* [The data]
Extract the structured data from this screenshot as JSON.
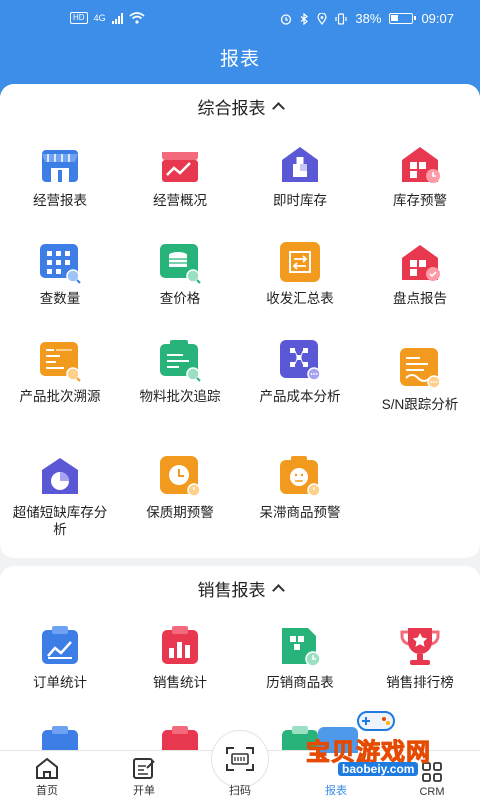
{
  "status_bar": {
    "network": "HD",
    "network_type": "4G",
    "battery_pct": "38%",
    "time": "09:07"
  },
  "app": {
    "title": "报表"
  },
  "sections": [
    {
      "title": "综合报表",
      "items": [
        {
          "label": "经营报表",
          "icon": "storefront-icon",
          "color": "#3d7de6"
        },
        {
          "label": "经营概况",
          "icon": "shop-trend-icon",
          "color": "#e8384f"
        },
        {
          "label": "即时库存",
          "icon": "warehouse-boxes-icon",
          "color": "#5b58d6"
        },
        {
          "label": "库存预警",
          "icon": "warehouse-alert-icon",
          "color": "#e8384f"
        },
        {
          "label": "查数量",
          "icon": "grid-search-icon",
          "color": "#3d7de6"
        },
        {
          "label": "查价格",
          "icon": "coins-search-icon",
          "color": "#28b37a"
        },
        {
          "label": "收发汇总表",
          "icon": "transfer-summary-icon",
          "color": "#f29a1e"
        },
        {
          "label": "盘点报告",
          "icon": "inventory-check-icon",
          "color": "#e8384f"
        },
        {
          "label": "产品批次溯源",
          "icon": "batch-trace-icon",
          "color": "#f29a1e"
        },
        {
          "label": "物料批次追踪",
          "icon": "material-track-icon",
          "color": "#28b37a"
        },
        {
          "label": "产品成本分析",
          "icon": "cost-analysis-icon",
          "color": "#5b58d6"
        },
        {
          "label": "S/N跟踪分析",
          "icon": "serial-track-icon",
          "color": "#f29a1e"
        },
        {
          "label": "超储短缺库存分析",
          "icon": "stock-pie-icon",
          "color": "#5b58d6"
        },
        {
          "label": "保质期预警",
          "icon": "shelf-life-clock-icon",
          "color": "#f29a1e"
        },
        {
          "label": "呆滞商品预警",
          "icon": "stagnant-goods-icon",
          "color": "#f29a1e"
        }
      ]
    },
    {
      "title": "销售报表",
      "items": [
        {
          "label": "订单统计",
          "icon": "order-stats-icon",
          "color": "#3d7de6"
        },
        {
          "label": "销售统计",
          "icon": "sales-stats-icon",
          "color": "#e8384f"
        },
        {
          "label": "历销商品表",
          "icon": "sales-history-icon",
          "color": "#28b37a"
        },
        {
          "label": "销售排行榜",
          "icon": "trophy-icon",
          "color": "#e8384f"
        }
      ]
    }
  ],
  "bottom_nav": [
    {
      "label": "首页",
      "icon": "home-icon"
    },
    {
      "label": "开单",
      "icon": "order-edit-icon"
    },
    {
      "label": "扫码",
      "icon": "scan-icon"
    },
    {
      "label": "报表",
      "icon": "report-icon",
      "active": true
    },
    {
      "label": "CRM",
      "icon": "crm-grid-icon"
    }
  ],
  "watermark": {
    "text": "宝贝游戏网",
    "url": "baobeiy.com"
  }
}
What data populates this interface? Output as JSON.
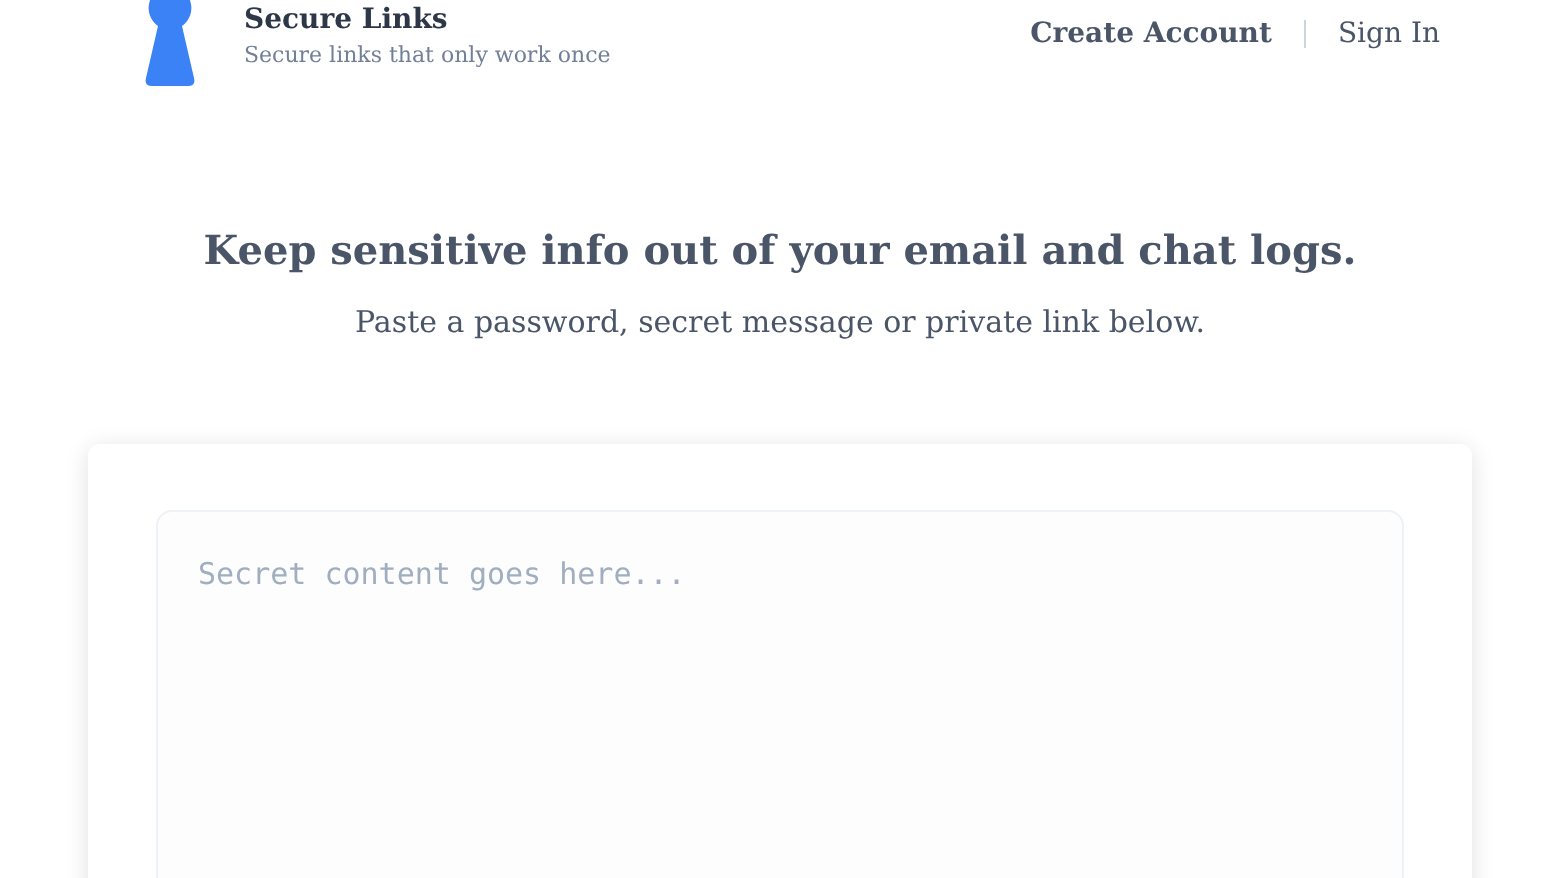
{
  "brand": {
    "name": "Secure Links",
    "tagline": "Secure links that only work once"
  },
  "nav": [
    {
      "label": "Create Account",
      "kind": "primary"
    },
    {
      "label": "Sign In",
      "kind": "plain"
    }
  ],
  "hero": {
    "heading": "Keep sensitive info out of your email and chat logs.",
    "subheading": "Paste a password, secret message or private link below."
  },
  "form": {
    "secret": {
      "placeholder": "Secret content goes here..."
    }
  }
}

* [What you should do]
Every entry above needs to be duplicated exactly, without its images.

* [Answer space]
Extract the structured data from this screenshot as JSON.
{
  "status_bar": {
    "network": "HD",
    "network_type": "4G",
    "battery_pct": "38%",
    "time": "09:07"
  },
  "app": {
    "title": "报表"
  },
  "sections": [
    {
      "title": "综合报表",
      "items": [
        {
          "label": "经营报表",
          "icon": "storefront-icon",
          "color": "#3d7de6"
        },
        {
          "label": "经营概况",
          "icon": "shop-trend-icon",
          "color": "#e8384f"
        },
        {
          "label": "即时库存",
          "icon": "warehouse-boxes-icon",
          "color": "#5b58d6"
        },
        {
          "label": "库存预警",
          "icon": "warehouse-alert-icon",
          "color": "#e8384f"
        },
        {
          "label": "查数量",
          "icon": "grid-search-icon",
          "color": "#3d7de6"
        },
        {
          "label": "查价格",
          "icon": "coins-search-icon",
          "color": "#28b37a"
        },
        {
          "label": "收发汇总表",
          "icon": "transfer-summary-icon",
          "color": "#f29a1e"
        },
        {
          "label": "盘点报告",
          "icon": "inventory-check-icon",
          "color": "#e8384f"
        },
        {
          "label": "产品批次溯源",
          "icon": "batch-trace-icon",
          "color": "#f29a1e"
        },
        {
          "label": "物料批次追踪",
          "icon": "material-track-icon",
          "color": "#28b37a"
        },
        {
          "label": "产品成本分析",
          "icon": "cost-analysis-icon",
          "color": "#5b58d6"
        },
        {
          "label": "S/N跟踪分析",
          "icon": "serial-track-icon",
          "color": "#f29a1e"
        },
        {
          "label": "超储短缺库存分析",
          "icon": "stock-pie-icon",
          "color": "#5b58d6"
        },
        {
          "label": "保质期预警",
          "icon": "shelf-life-clock-icon",
          "color": "#f29a1e"
        },
        {
          "label": "呆滞商品预警",
          "icon": "stagnant-goods-icon",
          "color": "#f29a1e"
        }
      ]
    },
    {
      "title": "销售报表",
      "items": [
        {
          "label": "订单统计",
          "icon": "order-stats-icon",
          "color": "#3d7de6"
        },
        {
          "label": "销售统计",
          "icon": "sales-stats-icon",
          "color": "#e8384f"
        },
        {
          "label": "历销商品表",
          "icon": "sales-history-icon",
          "color": "#28b37a"
        },
        {
          "label": "销售排行榜",
          "icon": "trophy-icon",
          "color": "#e8384f"
        }
      ]
    }
  ],
  "bottom_nav": [
    {
      "label": "首页",
      "icon": "home-icon"
    },
    {
      "label": "开单",
      "icon": "order-edit-icon"
    },
    {
      "label": "扫码",
      "icon": "scan-icon"
    },
    {
      "label": "报表",
      "icon": "report-icon",
      "active": true
    },
    {
      "label": "CRM",
      "icon": "crm-grid-icon"
    }
  ],
  "watermark": {
    "text": "宝贝游戏网",
    "url": "baobeiy.com"
  }
}
What data populates this interface? Output as JSON.
{
  "brand": {
    "name": "Secure Links",
    "tagline": "Secure links that only work once"
  },
  "nav": [
    {
      "label": "Create Account",
      "kind": "primary"
    },
    {
      "label": "Sign In",
      "kind": "plain"
    }
  ],
  "hero": {
    "heading": "Keep sensitive info out of your email and chat logs.",
    "subheading": "Paste a password, secret message or private link below."
  },
  "form": {
    "secret": {
      "placeholder": "Secret content goes here..."
    }
  }
}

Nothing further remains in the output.